Is My Dog Allergic to Fleas?

September 14, 2022

Hearing your pet diagnosed as having fleas can understandably elicit a range of reactions from disgust to disbelief. You might wonder how this could possibly happen when you take such great care of your pet or it never goes outside. It is equally understandable not to believe the diagnosis since most people do not actually see fleas on their pet.  An even more surprising thing to hear from your vet is that your pet is allergic to flea saliva.

The truth is, fleas are very common to see year-round in Florida since we do not have drastic seasonal changes. Wildlife and feral cat populations that harbor fleas are abundant in Florida and live in close proximity to people and pets. Even if your pet never goes outside, they are still at risk of picking up fleas if a flea hitches a ride in your house on you or something you are bringing inside. Even more shocking is that once fleas are established in your home, it can take weeks to months to completely clear the infestation. Flea eggs are resilient, impossible to see and can hatch over a period of three months. For pets with an allergy to fleas, this can mean months of itching and being uncomfortable.

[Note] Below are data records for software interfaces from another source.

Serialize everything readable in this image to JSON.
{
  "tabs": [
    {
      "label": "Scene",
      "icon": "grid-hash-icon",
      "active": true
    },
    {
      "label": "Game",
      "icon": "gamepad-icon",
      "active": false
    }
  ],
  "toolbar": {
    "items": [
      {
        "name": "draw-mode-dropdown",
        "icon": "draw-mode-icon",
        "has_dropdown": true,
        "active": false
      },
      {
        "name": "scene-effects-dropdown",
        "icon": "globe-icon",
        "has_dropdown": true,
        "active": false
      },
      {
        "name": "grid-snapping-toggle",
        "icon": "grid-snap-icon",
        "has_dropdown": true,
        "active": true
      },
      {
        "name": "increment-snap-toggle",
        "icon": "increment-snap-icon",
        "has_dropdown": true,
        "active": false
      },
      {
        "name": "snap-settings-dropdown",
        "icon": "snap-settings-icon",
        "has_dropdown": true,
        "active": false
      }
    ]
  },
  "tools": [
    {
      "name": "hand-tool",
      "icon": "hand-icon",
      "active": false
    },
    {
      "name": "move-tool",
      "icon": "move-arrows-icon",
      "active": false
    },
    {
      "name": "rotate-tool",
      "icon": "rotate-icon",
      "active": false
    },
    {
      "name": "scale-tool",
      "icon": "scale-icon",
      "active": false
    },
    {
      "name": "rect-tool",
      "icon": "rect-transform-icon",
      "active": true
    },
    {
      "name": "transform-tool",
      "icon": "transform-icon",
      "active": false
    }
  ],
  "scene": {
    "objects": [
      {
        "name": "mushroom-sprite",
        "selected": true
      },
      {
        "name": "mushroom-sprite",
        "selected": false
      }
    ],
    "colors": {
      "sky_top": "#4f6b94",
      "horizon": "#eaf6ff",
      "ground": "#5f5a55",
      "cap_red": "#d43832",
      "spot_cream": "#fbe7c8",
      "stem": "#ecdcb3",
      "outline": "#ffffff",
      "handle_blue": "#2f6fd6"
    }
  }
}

Most pets with fleas will exhibit some signs of itching and discomfort however, in flea allergic pets, these signs may be severe. Dogs with flea allergies will scratch and chew incessantly at their hind end and back legs. Cats will often over groom their lower back, abdomen and hind legs. In both cases, the longer it goes undiagnosed, the more likely the pet will become bald in the hind end giving them the appearance of wearing pants. Pets with severe flea allergies do not need to be completely infested with fleas to show signs of intense itching and overgrooming. In a lot of cases the bites of only a few fleas can trigger an allergic reaction and you may never see the flea if your pet has already ingested it while chewing themselves.

Treatment of flea allergies can involve a combination of things depending on the severity of the case. Topical or oral antibiotics may be required to treat any secondary skin infection that was caused from scratching. Medications to block the urge to itch are often used to temporarily provide relief such as steroids, antihistamines or Apoquel. The most important goal of treatment will be focused around ridding the pet and its environment of fleas. This will involve flea treatment to kill the adult fleas and frequent cleaning of the house to remove all the microscopic flea eggs.

For flea allergic pets, the best treatment is prevention. Once diagnosed with a flea allergy, it is extremely important to stay on a strict monthly regimen of an oral or topical flea preventative. It is also imperative that every pet in the house stay on monthly flea prevention even if they never go outside as any unprotected pet in the house can become a host and breeding ground for fleas. In extreme cases, some flea allergic pets may need to be on a combination of oral and topical flea preventatives if prescribed by the vet. The best products are oral preventatives such as Simparica Trio, Bravecto and Nexgard. Some topical preventatives may work as well such as Bravecto for cats. In most cases, over the counter flea preventatives such as Frontline are not very effective against fleas in Florida and some of the generic brands can have unwanted side effects on your pet. Please ask a veterinarian before applying any flea preventative to your pet. If you think your pet may be experiencing a flea allergy, talk with a veterinarian to develop a thorough treatment and prevention plan that works for you and your pet.